Look through the data below. Pick out the lines holding the string "price".
━━━━━━━━━━
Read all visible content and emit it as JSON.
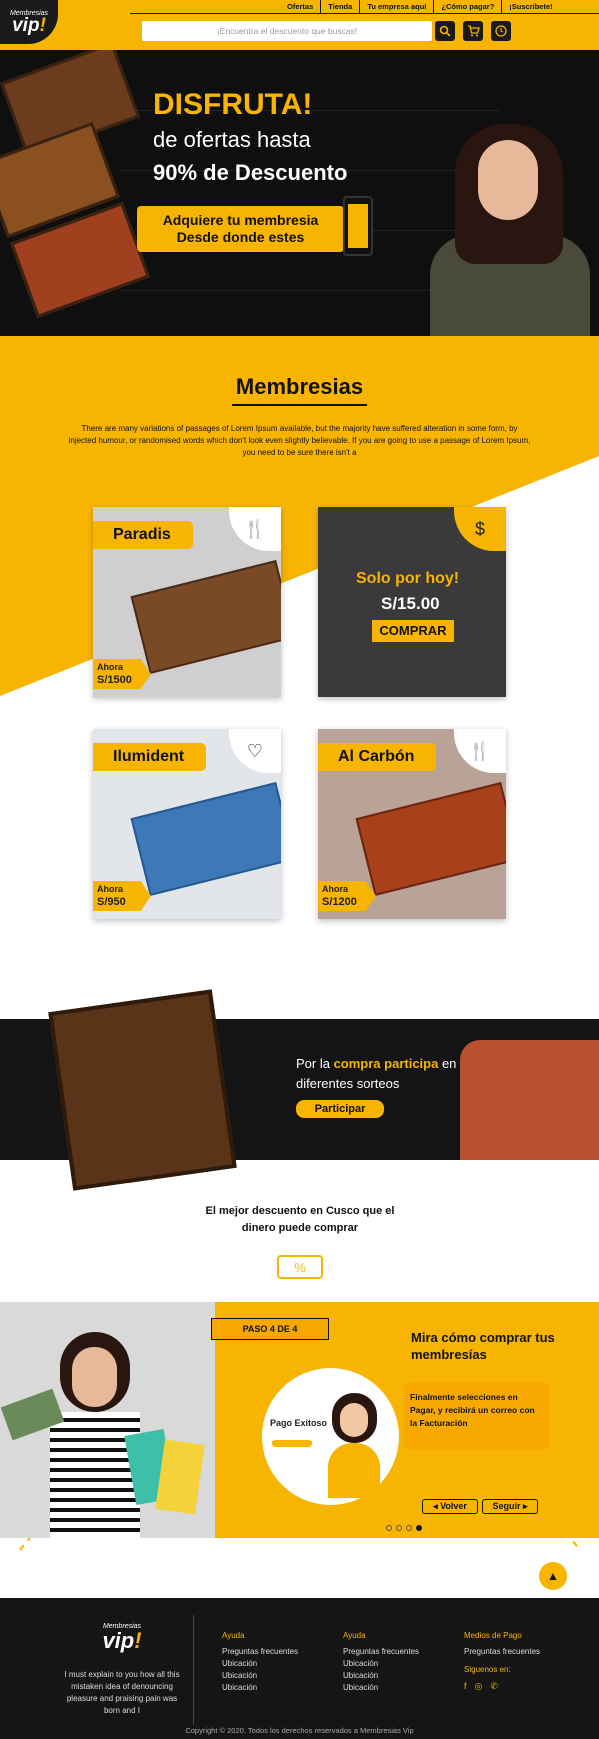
{
  "logo": {
    "line1": "Membresias",
    "line2_a": "vip",
    "line2_b": "!"
  },
  "topnav": [
    "Ofertas",
    "Tienda",
    "Tu empresa aquí",
    "¿Cómo pagar?",
    "¡Suscríbete!"
  ],
  "search": {
    "placeholder": "¡Encuentra el descuento que buscas!"
  },
  "hero": {
    "line1": "DISFRUTA!",
    "line2": "de ofertas hasta",
    "line3": "90% de Descuento",
    "button_line1": "Adquiere tu membresia",
    "button_line2": "Desde donde estes"
  },
  "membresias": {
    "title": "Membresias",
    "text": "There are many variations of passages of Lorem Ipsum available, but the majority have suffered alteration in some form, by injected humour, or randomised words which don't look even slightly believable. If you are going to use a passage of Lorem Ipsum, you need to be sure there isn't a"
  },
  "cards": [
    {
      "name": "Paradis",
      "ahora": "Ahora",
      "price": "S/1500"
    },
    {
      "promo": "Solo por hoy!",
      "price": "S/15.00",
      "button": "COMPRAR"
    },
    {
      "name": "Ilumident",
      "ahora": "Ahora",
      "price": "S/950"
    },
    {
      "name": "Al Carbón",
      "ahora": "Ahora",
      "price": "S/1200"
    }
  ],
  "band": {
    "text_a": "Por la ",
    "text_b": "compra participa",
    "text_c": " en diferentes sorteos",
    "button": "Participar"
  },
  "best": {
    "line1": "El mejor descuento en Cusco que el",
    "line2": "dinero puede comprar"
  },
  "steps": {
    "badge": "PASO 4 DE 4",
    "title": "Mira cómo comprar tus membresías",
    "circle_title": "Pago Exitoso",
    "description": "Finalmente selecciones en Pagar, y recibirá un correo con la Facturación",
    "back": "◂ Volver",
    "next": "Seguir ▸",
    "dots": [
      false,
      false,
      false,
      true
    ]
  },
  "footer": {
    "logo_line1": "Membresias",
    "logo_a": "vip",
    "logo_b": "!",
    "desc": "I must explain to you how all this mistaken idea of denouncing pleasure and praising pain was born and I",
    "col1": {
      "title": "Ayuda",
      "items": [
        "Preguntas frecuentes",
        "Ubicación",
        "Ubicación",
        "Ubicación"
      ]
    },
    "col2": {
      "title": "Ayuda",
      "items": [
        "Preguntas frecuentes",
        "Ubicación",
        "Ubicación",
        "Ubicación"
      ]
    },
    "col3": {
      "title": "Medios de Pago",
      "item": "Preguntas frecuentes",
      "follow": "Siguenos en:"
    },
    "copyright": "Copyright © 2020. Todos los derechos reservados a Membresias Vip"
  },
  "colors": {
    "accent": "#f7b400",
    "dark": "#151515"
  }
}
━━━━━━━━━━
* Exercise output *
      "price": "S/1500"
      "price": "S/15.00",
      "price": "S/950"
      "price": "S/1200"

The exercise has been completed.